The Illearth War by Stephen R Donaldson

In Book Two of The Chronicles of Thomas Covenant The Unbeliever we find our hero back at home in the Real World.  He’s a bit bummed out about his first adventure in The Land and remains an unhappy and lonely leper.  Then he gets a phone call from his ex-wife Joan, before he can say a word, he feels himself being summoned back to the Land.  He trips and bounces his head of a coffee table and leave reality once again.

Thomas Covenant has been summoned to Revelstone, where he stands in front of the Council of Lords and is told that 40 years have passed.  There are new Lords and a new Warmark of the Warward.   Covenant finds that his old friends from the Quest for the Staff of Law aren’t quite as old as they should be.  It seems that Earth Power keeps you young.

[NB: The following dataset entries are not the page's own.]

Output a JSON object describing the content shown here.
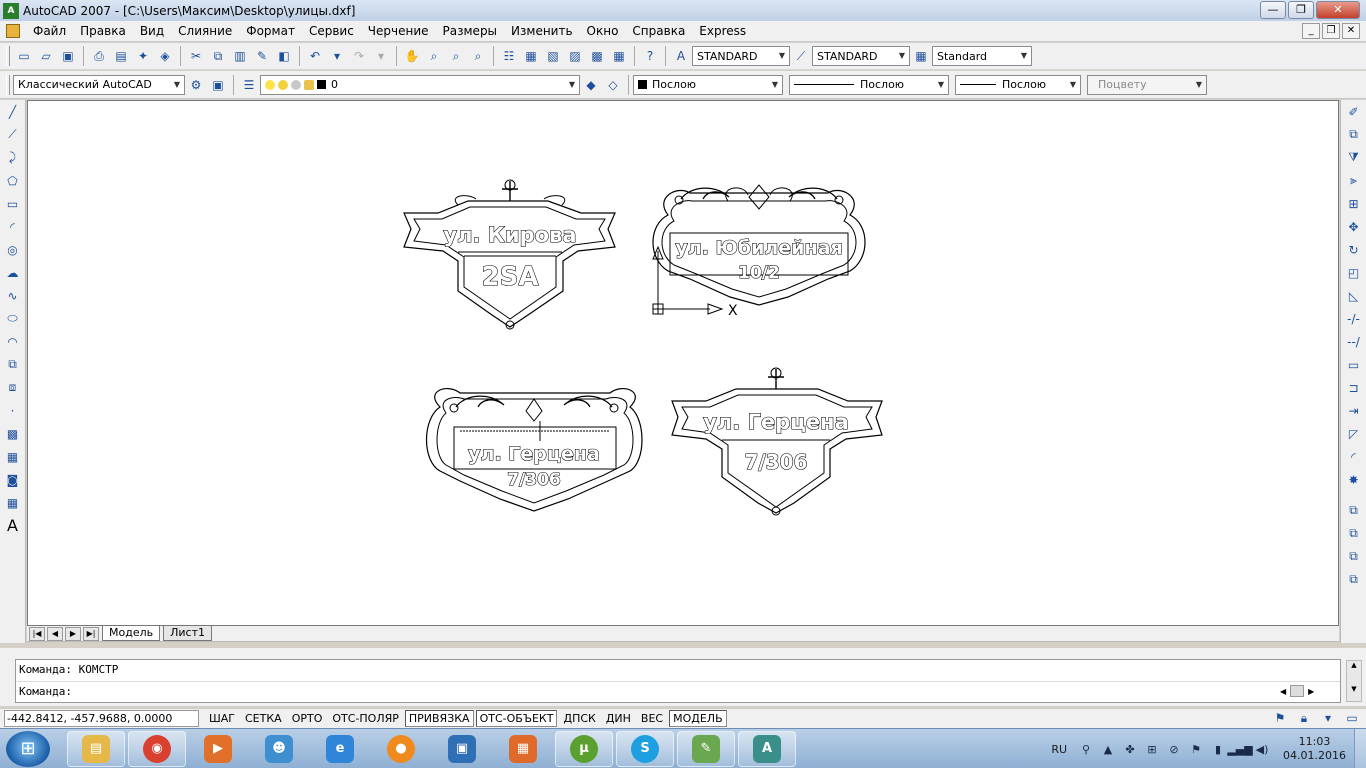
{
  "window": {
    "title": "AutoCAD 2007 - [C:\\Users\\Максим\\Desktop\\улицы.dxf]",
    "app_icon_label": "A",
    "buttons": [
      "—",
      "❐",
      "✕"
    ]
  },
  "menu": {
    "items": [
      "Файл",
      "Правка",
      "Вид",
      "Слияние",
      "Формат",
      "Сервис",
      "Черчение",
      "Размеры",
      "Изменить",
      "Окно",
      "Справка",
      "Express"
    ],
    "mdi_buttons": [
      "_",
      "❐",
      "✕"
    ]
  },
  "toolbar1": {
    "text_style": "STANDARD",
    "dim_style": "STANDARD",
    "table_style": "Standard"
  },
  "toolbar2": {
    "workspace": "Классический AutoCAD",
    "layer": "0",
    "color": "Послою",
    "linetype": "Послою",
    "lineweight": "Послою",
    "plot_style": "Поцвету"
  },
  "signs": [
    {
      "street": "ул. Кирова",
      "number": "2SA"
    },
    {
      "street": "ул. Юбилейная",
      "number": "10/2"
    },
    {
      "street": "ул. Герцена",
      "number": "7/306"
    },
    {
      "street": "ул. Герцена",
      "number": "7/306"
    }
  ],
  "ucs": {
    "x_label": "X"
  },
  "layout_tabs": {
    "nav": [
      "|◀",
      "◀",
      "▶",
      "▶|"
    ],
    "tabs": [
      "Модель",
      "Лист1"
    ],
    "active": "Модель"
  },
  "command": {
    "history": "Команда:  КОМСТР",
    "prompt": "Команда:"
  },
  "status": {
    "coords": "-442.8412, -457.9688, 0.0000",
    "toggles": [
      {
        "label": "ШАГ",
        "on": false
      },
      {
        "label": "СЕТКА",
        "on": false
      },
      {
        "label": "ОРТО",
        "on": false
      },
      {
        "label": "ОТС-ПОЛЯР",
        "on": false
      },
      {
        "label": "ПРИВЯЗКА",
        "on": true
      },
      {
        "label": "ОТС-ОБЪЕКТ",
        "on": true
      },
      {
        "label": "ДПСК",
        "on": false
      },
      {
        "label": "ДИН",
        "on": false
      },
      {
        "label": "ВЕС",
        "on": false
      },
      {
        "label": "МОДЕЛЬ",
        "on": true
      }
    ]
  },
  "taskbar": {
    "lang": "RU",
    "time": "11:03",
    "date": "04.01.2016",
    "apps": [
      {
        "name": "explorer",
        "color": "#e5b84a",
        "glyph": "▤"
      },
      {
        "name": "chrome",
        "color": "#d9402f",
        "glyph": "◉"
      },
      {
        "name": "media-player",
        "color": "#e0702a",
        "glyph": "▶"
      },
      {
        "name": "people",
        "color": "#3e8fd0",
        "glyph": "☻"
      },
      {
        "name": "internet-explorer",
        "color": "#2f86d8",
        "glyph": "e"
      },
      {
        "name": "ball-app",
        "color": "#f08a1e",
        "glyph": "●"
      },
      {
        "name": "store-bag",
        "color": "#2f6fb5",
        "glyph": "▣"
      },
      {
        "name": "box-app",
        "color": "#e06a2a",
        "glyph": "▦"
      },
      {
        "name": "utorrent",
        "color": "#5aa02e",
        "glyph": "µ"
      },
      {
        "name": "skype",
        "color": "#1e9fe0",
        "glyph": "S"
      },
      {
        "name": "green-app",
        "color": "#6aa84f",
        "glyph": "✎"
      },
      {
        "name": "autocad",
        "color": "#3a8f8a",
        "glyph": "A"
      }
    ]
  }
}
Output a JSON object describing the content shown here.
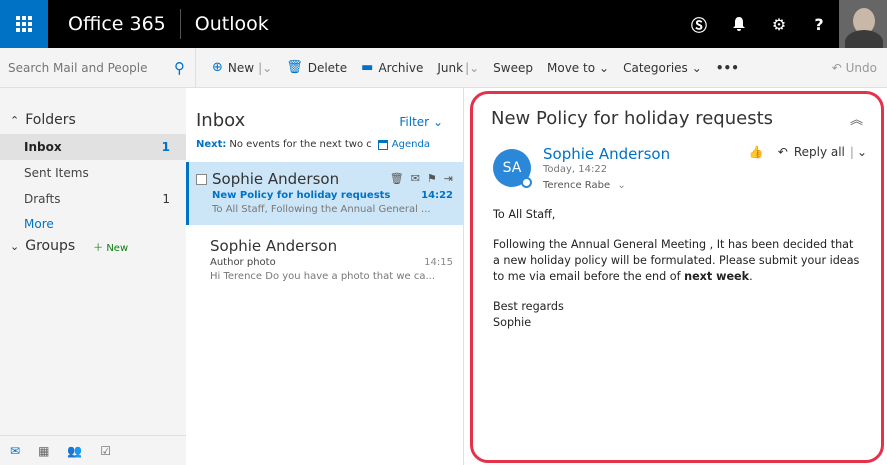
{
  "topbar": {
    "brand": "Office 365",
    "app": "Outlook",
    "icons": [
      "skype-icon",
      "bell-icon",
      "gear-icon",
      "help-icon"
    ],
    "icon_glyphs": [
      "Ⓢ",
      "🔔",
      "⚙",
      "?"
    ]
  },
  "search": {
    "placeholder": "Search Mail and People"
  },
  "commands": {
    "new": "New",
    "delete": "Delete",
    "archive": "Archive",
    "junk": "Junk",
    "sweep": "Sweep",
    "move_to": "Move to",
    "categories": "Categories",
    "more": "•••",
    "undo": "Undo"
  },
  "folders": {
    "header": "Folders",
    "items": [
      {
        "label": "Inbox",
        "count": "1"
      },
      {
        "label": "Sent Items",
        "count": ""
      },
      {
        "label": "Drafts",
        "count": "1"
      }
    ],
    "more": "More",
    "groups": "Groups",
    "groups_new": "New"
  },
  "list": {
    "title": "Inbox",
    "filter": "Filter",
    "next_label": "Next:",
    "next_text": "No events for the next two c",
    "agenda": "Agenda",
    "messages": [
      {
        "sender": "Sophie Anderson",
        "subject": "New Policy for holiday requests",
        "time": "14:22",
        "preview": "To All Staff,  Following the Annual General ..."
      },
      {
        "sender": "Sophie Anderson",
        "subject": "Author photo",
        "time": "14:15",
        "preview": "Hi Terence  Do you have a photo that we ca..."
      }
    ]
  },
  "reading": {
    "title": "New Policy for holiday requests",
    "avatar_initials": "SA",
    "sender": "Sophie Anderson",
    "date": "Today, 14:22",
    "recipient": "Terence Rabe",
    "reply_all": "Reply all",
    "greeting": "To All Staff,",
    "body_main": "Following the Annual General Meeting , It has been decided that a new holiday policy will be formulated. Please submit your ideas to me via email before the end of ",
    "body_bold": "next week",
    "body_end": ".",
    "signoff": "Best regards",
    "signature": "Sophie"
  },
  "colors": {
    "brand_blue": "#0072c6",
    "highlight_red": "#e3324a",
    "selected_bg": "#cde6f7"
  }
}
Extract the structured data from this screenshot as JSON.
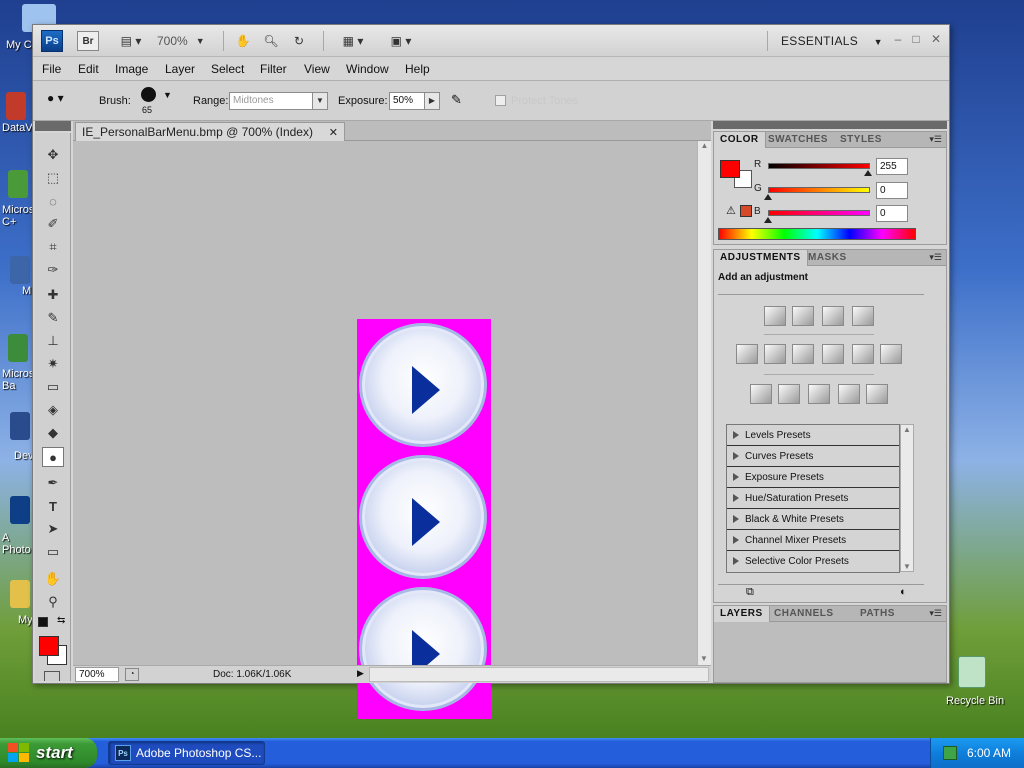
{
  "desktop": {
    "icons": [
      {
        "label": "My C"
      },
      {
        "label": "DataV"
      },
      {
        "label": "Micros C+"
      },
      {
        "label": "M"
      },
      {
        "label": "Micros Ba"
      },
      {
        "label": "Dev"
      },
      {
        "label": "A Photo"
      },
      {
        "label": "My"
      }
    ],
    "recycle_bin": "Recycle Bin"
  },
  "taskbar": {
    "start_label": "start",
    "task_label": "Adobe Photoshop CS...",
    "clock": "6:00 AM"
  },
  "app": {
    "logo": "Ps",
    "bridge": "Br",
    "zoom_level": "700%",
    "workspace": "ESSENTIALS"
  },
  "menu": [
    "File",
    "Edit",
    "Image",
    "Layer",
    "Select",
    "Filter",
    "View",
    "Window",
    "Help"
  ],
  "options": {
    "brush_label": "Brush:",
    "brush_size": "65",
    "range_label": "Range:",
    "range_value": "Midtones",
    "exposure_label": "Exposure:",
    "exposure_value": "50%",
    "protect_tones": "Protect Tones"
  },
  "document": {
    "tab_title": "IE_PersonalBarMenu.bmp @ 700% (Index)",
    "status_zoom": "700%",
    "doc_info": "Doc: 1.06K/1.06K"
  },
  "color_panel": {
    "tabs": [
      "COLOR",
      "SWATCHES",
      "STYLES"
    ],
    "sliders": [
      {
        "letter": "R",
        "value": "255",
        "level": 1.0
      },
      {
        "letter": "G",
        "value": "0",
        "level": 0.0
      },
      {
        "letter": "B",
        "value": "0",
        "level": 0.0
      }
    ],
    "foreground": "#ff0000"
  },
  "adjustments_panel": {
    "tabs": [
      "ADJUSTMENTS",
      "MASKS"
    ],
    "heading": "Add an adjustment",
    "presets": [
      "Levels Presets",
      "Curves Presets",
      "Exposure Presets",
      "Hue/Saturation Presets",
      "Black & White Presets",
      "Channel Mixer Presets",
      "Selective Color Presets"
    ]
  },
  "layers_panel": {
    "tabs": [
      "LAYERS",
      "CHANNELS",
      "PATHS"
    ]
  },
  "colors": {
    "magenta": "#ff00ff",
    "arrow_blue": "#0a2f9c",
    "fg_red": "#ff0000"
  }
}
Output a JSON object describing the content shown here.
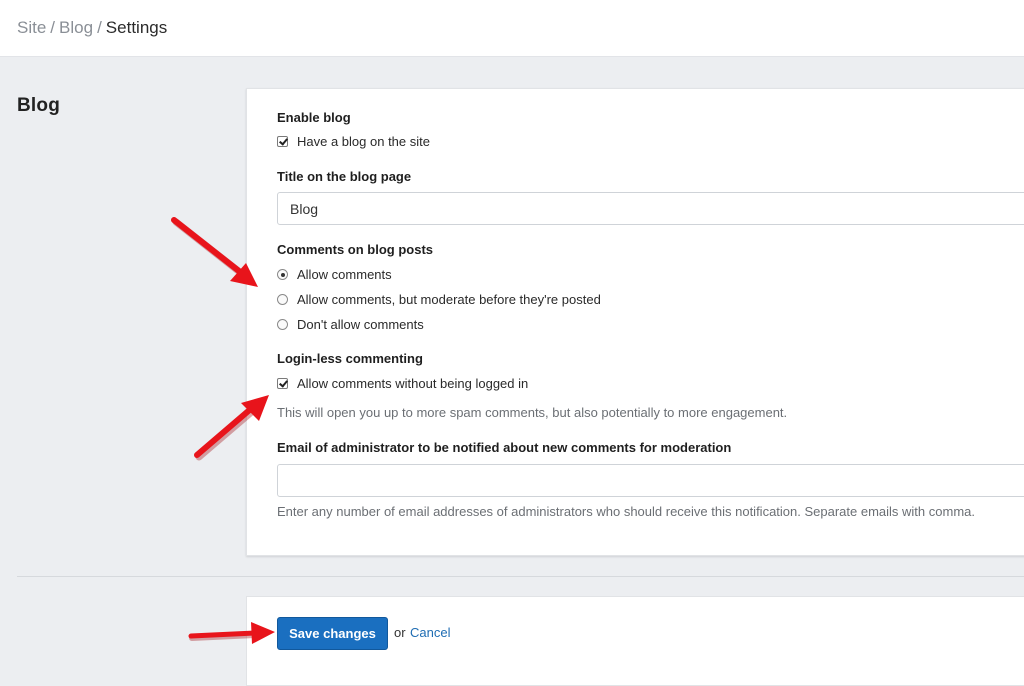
{
  "breadcrumb": {
    "items": [
      "Site",
      "Blog"
    ],
    "current": "Settings",
    "separator": "/"
  },
  "section": {
    "title": "Blog"
  },
  "form": {
    "enable_blog": {
      "label": "Enable blog",
      "checkbox_label": "Have a blog on the site",
      "checked": true
    },
    "title": {
      "label": "Title on the blog page",
      "value": "Blog",
      "placeholder": ""
    },
    "comments": {
      "label": "Comments on blog posts",
      "options": [
        {
          "label": "Allow comments",
          "selected": true
        },
        {
          "label": "Allow comments, but moderate before they're posted",
          "selected": false
        },
        {
          "label": "Don't allow comments",
          "selected": false
        }
      ]
    },
    "loginless": {
      "label": "Login-less commenting",
      "checkbox_label": "Allow comments without being logged in",
      "checked": true,
      "hint": "This will open you up to more spam comments, but also potentially to more engagement."
    },
    "admin_email": {
      "label": "Email of administrator to be notified about new comments for moderation",
      "value": "",
      "placeholder": "",
      "hint": "Enter any number of email addresses of administrators who should receive this notification. Separate emails with comma."
    }
  },
  "actions": {
    "save_label": "Save changes",
    "or_text": "or",
    "cancel_label": "Cancel"
  },
  "colors": {
    "accent": "#1a6fc0",
    "link": "#1f6db3",
    "annotation_arrow": "#e8141b",
    "page_background": "#eceef1"
  },
  "icons": {
    "annotation": "red-arrow-icon"
  }
}
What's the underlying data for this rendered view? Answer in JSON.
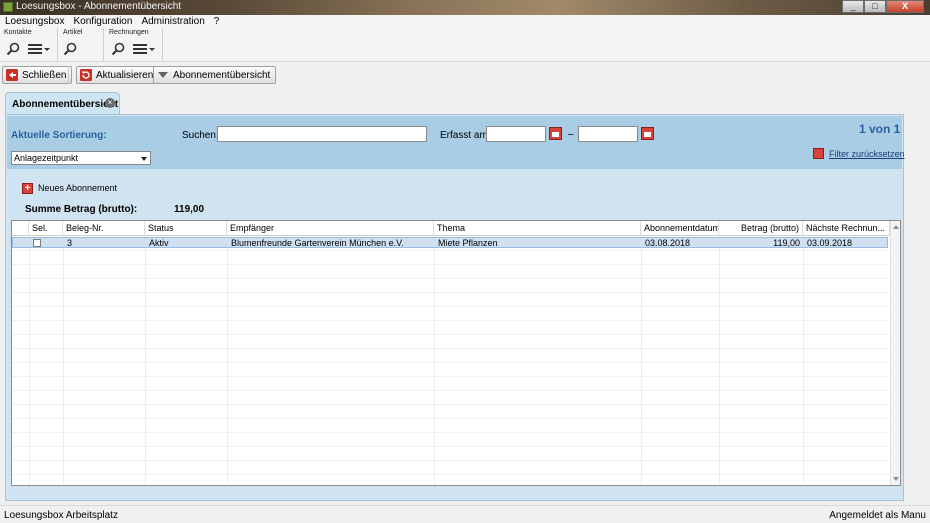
{
  "window": {
    "title": "Loesungsbox - Abonnementübersicht",
    "controls": [
      "_",
      "□",
      "X"
    ]
  },
  "menu": [
    "Loesungsbox",
    "Konfiguration",
    "Administration",
    "?"
  ],
  "toolgroups": [
    {
      "label": "Kontakte"
    },
    {
      "label": "Artikel"
    },
    {
      "label": "Rechnungen"
    }
  ],
  "actions": {
    "close": "Schließen",
    "refresh": "Aktualisieren",
    "overview": "Abonnementübersicht"
  },
  "tab": {
    "label": "Abonnementübersicht"
  },
  "filter": {
    "sort_label": "Aktuelle Sortierung:",
    "sort_value": "Anlagezeitpunkt",
    "search_label": "Suchen:",
    "search_value": "",
    "erfasst_label": "Erfasst am:",
    "date_from": "",
    "date_to": "",
    "dash": "–",
    "pagination": "1 von 1",
    "reset": "Filter zurücksetzen"
  },
  "new_subscription": "Neues Abonnement",
  "sum": {
    "label": "Summe Betrag (brutto):",
    "value": "119,00"
  },
  "table": {
    "columns": [
      "Sel.",
      "Beleg-Nr.",
      "Status",
      "Empfänger",
      "Thema",
      "Abonnementdatum",
      "Betrag (brutto)",
      "Nächste Rechnun..."
    ],
    "rows": [
      {
        "selected": false,
        "beleg_nr": "3",
        "status": "Aktiv",
        "empfaenger": "Blumenfreunde Gartenverein München e.V.",
        "thema": "Miete Pflanzen",
        "abonnementdatum": "03.08.2018",
        "betrag": "119,00",
        "naechste": "03.09.2018"
      }
    ]
  },
  "status": {
    "left": "Loesungsbox Arbeitsplatz",
    "right": "Angemeldet als Manu"
  },
  "colors": {
    "accent": "#2c5fa2",
    "panel": "#cfe3f0",
    "filter": "#a9cde4",
    "icon_red": "#d9423a"
  }
}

The Illearth War introduces two major characters, High Lord Elena and Warmark Hile Troy.  Hile Troy is interesting because he also comes from the real world and Elena is interesting because she is Covenant daughter and she has the hots for him.  The Illearth War lavishes most of it’s attention on one or the other of these two doom figures, we watch as they both make plans against Lord Foul, only to see those plans fall to ruin and despair.

Sorrow and heartache are the notes most often struck here.  In Lord Foul’s Bane we have a brief glimpse of the Land as it should be.  People live in peace and share knowledge and work for the restoration of the Land after High Lord Kevin’s Desecration.  But even this glimpse is of a diminished Land, a world whose wondrous glory days are a full thousand years in the past and already the stuff of legend.

In the Illearth War sorrow is piled upon sorrow as one horrid revelation follows another.  As one meaningless death follows another.  As all the great plans and hopes of our heroes lead to despair.  Lord Foul doesn’t even make a cameo in the Illearth War.  Our powerful foes are a couple of blood thirsty Ravers who took over the bodies of Giants.  Victory, when it finally comes, costs too much to feel like victory.

I liked The Illearth War, but I did find a couple of things a bit odd.  Amok, the Seventh Ward of High Lord Kevin’s Lore, leads High Lord Elena and Thomas Covenant off on a Quest.  Amok foreshadows all of the places and people that we will met in the Second Chronicles.   He speaks of his endless travels over the past thousand years and his encounters with the Elohim, Sand Gorgons, The Dancers of the Sea, and how he teased brave Kelenbhra-banal in his grave.  Amok is an enigma in many ways and easily the most annoying of all of Donaldson’s inventions.

Amok is the Way and The Door to the Power of Command, and it seems that Kevin didn’t really want anyone to ever use this power, or that he only wanted one person to use it.  Amok dies as soon as he leads the High Lord and Thomas Covenant to the Blood of The Earth-thus closing the way and locking the door forever.  Kind of short sighted of Kevin, don’t you think?  After all, a second use of the Blood might have fixed the evil done by Elena.

Then there is the problem of the Giants.  Amok travels the whole of the world freely and easily, returning to the Land when he is needed.  He was created by High Lord Kevin and we can assume that Amok does not have powers greater than Kevin and the other Old Lords.  We know from the Second Chronicles that Berek went to the other side of the world to take a branch from The One Tree.  So why didn’t Amok, or Kevin, stop by Home and tell the Giants where to find their lost kindred of the Land?

As with Lord Foul’s Bane, all kinds of evils for the future are set into motion as Thomas Covenant returns home.  He still thinks it’s all a dream, but he still suffers sorrow from the loss of his loved ones in the Land.

Jon Herrera

Jon Herrera

Writer, Photographer, Blogger.
Jon Herrera

Latest posts by Jon Herrera (see all)

Writer, Photographer, Blogger.

Posted in book review Tagged with: ,
3 comments on “The Illearth War by Stephen R Donaldson
  1. NONE says:

    I love that cover too.

    In regards to “He speaks of his endless travels over the past thousand years and his encounters with the Elohim, Sand Gorgons,” I think SRD was just making stuff up on the fly, and didn’t have any plan. But when he did the other novels, he decided to use those dropped words as cores of ideas. Just my guess.

    I find I had forgotten about Amok in the few years since I re-read the books. As an enigmatic character, he is so easily outclassed, in my view, by both Nom (fantasy fiction’s own Tasmanian Devil) and Vain.

  2. NONE says:

    I don’t know if you are planning to dig into these books one by one, but if you are, anyway, I will check back from time to time.

  3. DESCARTES says:

    Just dipping in a bit here and there. Kind of working through the books as I await the release of The Last Dark.

    I think Donaldson was just tossing stuff out as well, but I was always intrigued by how these places and people showed up.

    Amok was one of my favorite characters in the Illearth War. Vain and Nom were much more important and had much larger rolls than Amok.

Leave a Reply

Your email address will not be published. Required fields are marked *